> **Your assignment**
Every entry below should be reproduced exactly; no picture is to be included.

* * * * * * *

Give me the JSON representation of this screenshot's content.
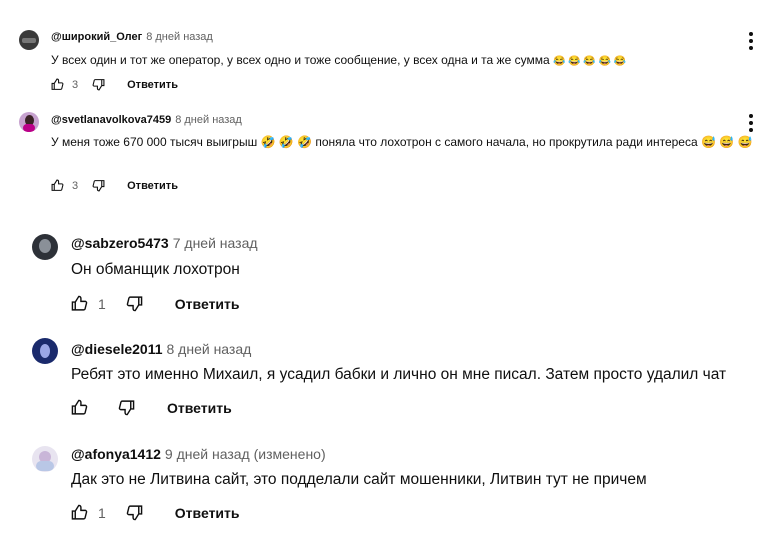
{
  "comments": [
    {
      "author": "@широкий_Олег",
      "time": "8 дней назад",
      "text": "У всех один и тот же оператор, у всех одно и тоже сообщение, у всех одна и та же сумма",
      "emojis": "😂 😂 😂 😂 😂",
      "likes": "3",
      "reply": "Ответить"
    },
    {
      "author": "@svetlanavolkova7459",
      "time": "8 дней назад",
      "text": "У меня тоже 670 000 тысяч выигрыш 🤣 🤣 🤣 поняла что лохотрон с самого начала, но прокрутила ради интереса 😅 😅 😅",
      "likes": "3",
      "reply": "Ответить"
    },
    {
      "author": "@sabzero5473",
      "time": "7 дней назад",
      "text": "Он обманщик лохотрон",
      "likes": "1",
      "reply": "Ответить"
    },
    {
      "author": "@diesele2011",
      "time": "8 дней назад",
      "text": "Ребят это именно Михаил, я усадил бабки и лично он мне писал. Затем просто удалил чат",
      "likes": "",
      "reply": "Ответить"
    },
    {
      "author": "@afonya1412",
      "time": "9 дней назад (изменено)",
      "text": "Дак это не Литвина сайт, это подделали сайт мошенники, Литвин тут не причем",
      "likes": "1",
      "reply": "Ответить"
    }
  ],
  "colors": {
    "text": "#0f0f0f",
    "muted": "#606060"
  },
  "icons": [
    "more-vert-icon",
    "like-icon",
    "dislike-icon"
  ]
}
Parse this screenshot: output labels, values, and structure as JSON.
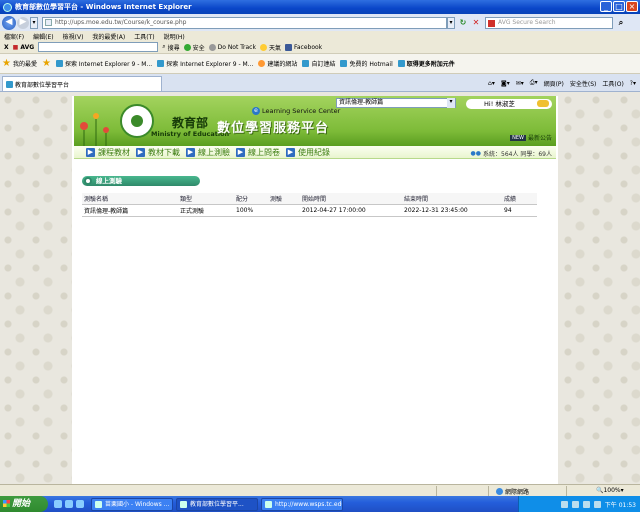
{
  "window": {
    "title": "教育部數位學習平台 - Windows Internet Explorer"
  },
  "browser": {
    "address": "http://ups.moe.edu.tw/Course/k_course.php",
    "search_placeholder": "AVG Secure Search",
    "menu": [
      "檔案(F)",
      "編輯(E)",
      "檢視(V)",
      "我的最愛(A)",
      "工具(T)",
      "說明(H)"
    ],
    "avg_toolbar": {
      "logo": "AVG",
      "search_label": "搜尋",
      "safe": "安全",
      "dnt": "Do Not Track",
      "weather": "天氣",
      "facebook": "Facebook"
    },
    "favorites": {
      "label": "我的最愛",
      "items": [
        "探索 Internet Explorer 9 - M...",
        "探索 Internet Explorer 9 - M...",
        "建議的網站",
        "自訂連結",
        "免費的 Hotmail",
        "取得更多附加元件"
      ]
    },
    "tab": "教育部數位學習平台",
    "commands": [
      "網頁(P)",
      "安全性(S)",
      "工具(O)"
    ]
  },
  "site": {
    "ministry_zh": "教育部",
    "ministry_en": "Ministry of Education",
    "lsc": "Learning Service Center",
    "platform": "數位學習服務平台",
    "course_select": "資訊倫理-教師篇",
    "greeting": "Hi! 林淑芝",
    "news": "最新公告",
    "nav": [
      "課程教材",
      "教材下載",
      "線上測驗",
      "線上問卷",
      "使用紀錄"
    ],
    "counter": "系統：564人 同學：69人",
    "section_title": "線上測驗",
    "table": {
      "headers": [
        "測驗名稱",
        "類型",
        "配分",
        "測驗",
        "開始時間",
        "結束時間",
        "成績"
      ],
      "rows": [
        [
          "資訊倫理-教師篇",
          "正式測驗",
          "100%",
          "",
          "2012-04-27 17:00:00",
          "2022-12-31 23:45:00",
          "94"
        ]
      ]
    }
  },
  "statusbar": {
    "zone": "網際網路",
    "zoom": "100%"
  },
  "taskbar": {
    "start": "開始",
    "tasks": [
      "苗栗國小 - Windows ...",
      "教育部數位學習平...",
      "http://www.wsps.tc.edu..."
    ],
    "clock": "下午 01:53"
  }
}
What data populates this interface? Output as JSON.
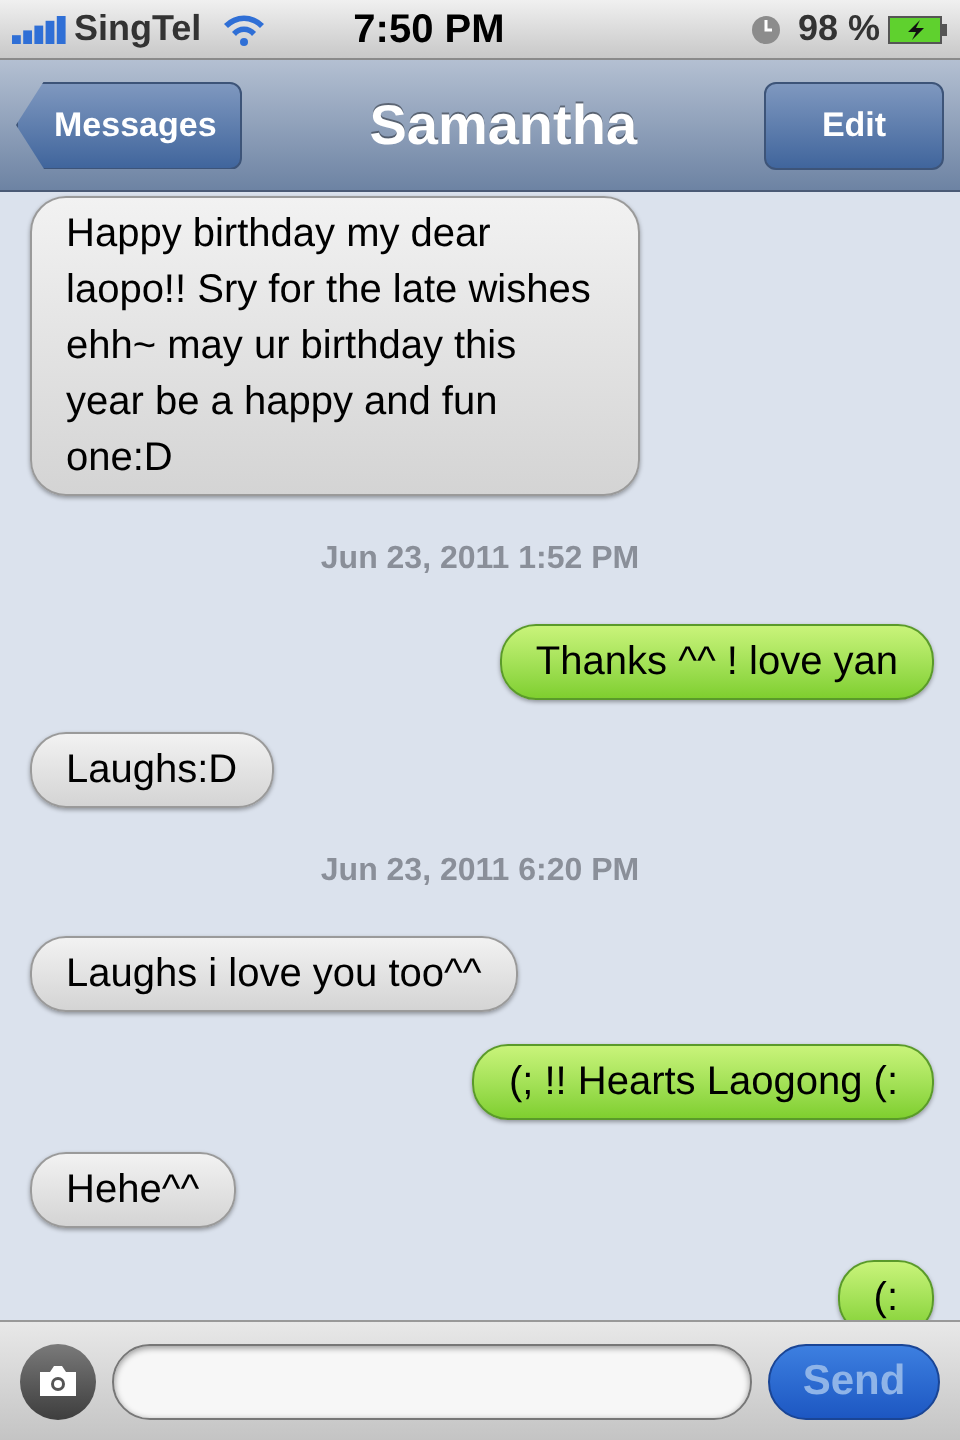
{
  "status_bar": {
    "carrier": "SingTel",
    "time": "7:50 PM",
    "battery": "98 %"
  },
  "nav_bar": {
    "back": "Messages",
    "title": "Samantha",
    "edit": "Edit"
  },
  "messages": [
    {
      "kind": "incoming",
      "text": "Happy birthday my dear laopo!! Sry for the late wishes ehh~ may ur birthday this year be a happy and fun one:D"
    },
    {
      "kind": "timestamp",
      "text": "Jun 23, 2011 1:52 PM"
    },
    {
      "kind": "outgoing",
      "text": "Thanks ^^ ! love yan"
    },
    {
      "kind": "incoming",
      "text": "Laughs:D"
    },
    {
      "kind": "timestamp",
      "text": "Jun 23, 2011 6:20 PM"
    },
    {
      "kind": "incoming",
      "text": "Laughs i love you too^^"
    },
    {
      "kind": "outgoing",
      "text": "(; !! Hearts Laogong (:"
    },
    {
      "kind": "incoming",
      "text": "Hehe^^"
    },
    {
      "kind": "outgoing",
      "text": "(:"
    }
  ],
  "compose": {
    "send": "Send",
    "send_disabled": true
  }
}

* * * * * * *

> **Answer below**
Give me the JSON representation of this screenshot's content.
{
  "comments": [
    {
      "author": "@широкий_Олег",
      "time": "8 дней назад",
      "text": "У всех один и тот же оператор, у всех одно и тоже сообщение, у всех одна и та же сумма",
      "emojis": "😂 😂 😂 😂 😂",
      "likes": "3",
      "reply": "Ответить"
    },
    {
      "author": "@svetlanavolkova7459",
      "time": "8 дней назад",
      "text": "У меня тоже 670 000 тысяч выигрыш 🤣 🤣 🤣 поняла что лохотрон с самого начала, но прокрутила ради интереса 😅 😅 😅",
      "likes": "3",
      "reply": "Ответить"
    },
    {
      "author": "@sabzero5473",
      "time": "7 дней назад",
      "text": "Он обманщик лохотрон",
      "likes": "1",
      "reply": "Ответить"
    },
    {
      "author": "@diesele2011",
      "time": "8 дней назад",
      "text": "Ребят это именно Михаил, я усадил бабки и лично он мне писал. Затем просто удалил чат",
      "likes": "",
      "reply": "Ответить"
    },
    {
      "author": "@afonya1412",
      "time": "9 дней назад (изменено)",
      "text": "Дак это не Литвина сайт, это подделали сайт мошенники, Литвин тут не причем",
      "likes": "1",
      "reply": "Ответить"
    }
  ],
  "colors": {
    "text": "#0f0f0f",
    "muted": "#606060"
  },
  "icons": [
    "more-vert-icon",
    "like-icon",
    "dislike-icon"
  ]
}
Parse this screenshot: output labels, values, and structure as JSON.
{
  "window": {
    "title": "教育部數位學習平台 - Windows Internet Explorer"
  },
  "browser": {
    "address": "http://ups.moe.edu.tw/Course/k_course.php",
    "search_placeholder": "AVG Secure Search",
    "menu": [
      "檔案(F)",
      "編輯(E)",
      "檢視(V)",
      "我的最愛(A)",
      "工具(T)",
      "說明(H)"
    ],
    "avg_toolbar": {
      "logo": "AVG",
      "search_label": "搜尋",
      "safe": "安全",
      "dnt": "Do Not Track",
      "weather": "天氣",
      "facebook": "Facebook"
    },
    "favorites": {
      "label": "我的最愛",
      "items": [
        "探索 Internet Explorer 9 - M...",
        "探索 Internet Explorer 9 - M...",
        "建議的網站",
        "自訂連結",
        "免費的 Hotmail",
        "取得更多附加元件"
      ]
    },
    "tab": "教育部數位學習平台",
    "commands": [
      "網頁(P)",
      "安全性(S)",
      "工具(O)"
    ]
  },
  "site": {
    "ministry_zh": "教育部",
    "ministry_en": "Ministry of Education",
    "lsc": "Learning Service Center",
    "platform": "數位學習服務平台",
    "course_select": "資訊倫理-教師篇",
    "greeting": "Hi! 林淑芝",
    "news": "最新公告",
    "nav": [
      "課程教材",
      "教材下載",
      "線上測驗",
      "線上問卷",
      "使用紀錄"
    ],
    "counter": "系統：564人 同學：69人",
    "section_title": "線上測驗",
    "table": {
      "headers": [
        "測驗名稱",
        "類型",
        "配分",
        "測驗",
        "開始時間",
        "結束時間",
        "成績"
      ],
      "rows": [
        [
          "資訊倫理-教師篇",
          "正式測驗",
          "100%",
          "",
          "2012-04-27 17:00:00",
          "2022-12-31 23:45:00",
          "94"
        ]
      ]
    }
  },
  "statusbar": {
    "zone": "網際網路",
    "zoom": "100%"
  },
  "taskbar": {
    "start": "開始",
    "tasks": [
      "苗栗國小 - Windows ...",
      "教育部數位學習平...",
      "http://www.wsps.tc.edu..."
    ],
    "clock": "下午 01:53"
  }
}
What data populates this interface? Output as JSON.
{
  "status_bar": {
    "carrier": "SingTel",
    "time": "7:50 PM",
    "battery": "98 %"
  },
  "nav_bar": {
    "back": "Messages",
    "title": "Samantha",
    "edit": "Edit"
  },
  "messages": [
    {
      "kind": "incoming",
      "text": "Happy birthday my dear laopo!! Sry for the late wishes ehh~ may ur birthday this year be a happy and fun one:D"
    },
    {
      "kind": "timestamp",
      "text": "Jun 23, 2011 1:52 PM"
    },
    {
      "kind": "outgoing",
      "text": "Thanks ^^ ! love yan"
    },
    {
      "kind": "incoming",
      "text": "Laughs:D"
    },
    {
      "kind": "timestamp",
      "text": "Jun 23, 2011 6:20 PM"
    },
    {
      "kind": "incoming",
      "text": "Laughs i love you too^^"
    },
    {
      "kind": "outgoing",
      "text": "(; !! Hearts Laogong (:"
    },
    {
      "kind": "incoming",
      "text": "Hehe^^"
    },
    {
      "kind": "outgoing",
      "text": "(:"
    }
  ],
  "compose": {
    "send": "Send",
    "send_disabled": true
  }
}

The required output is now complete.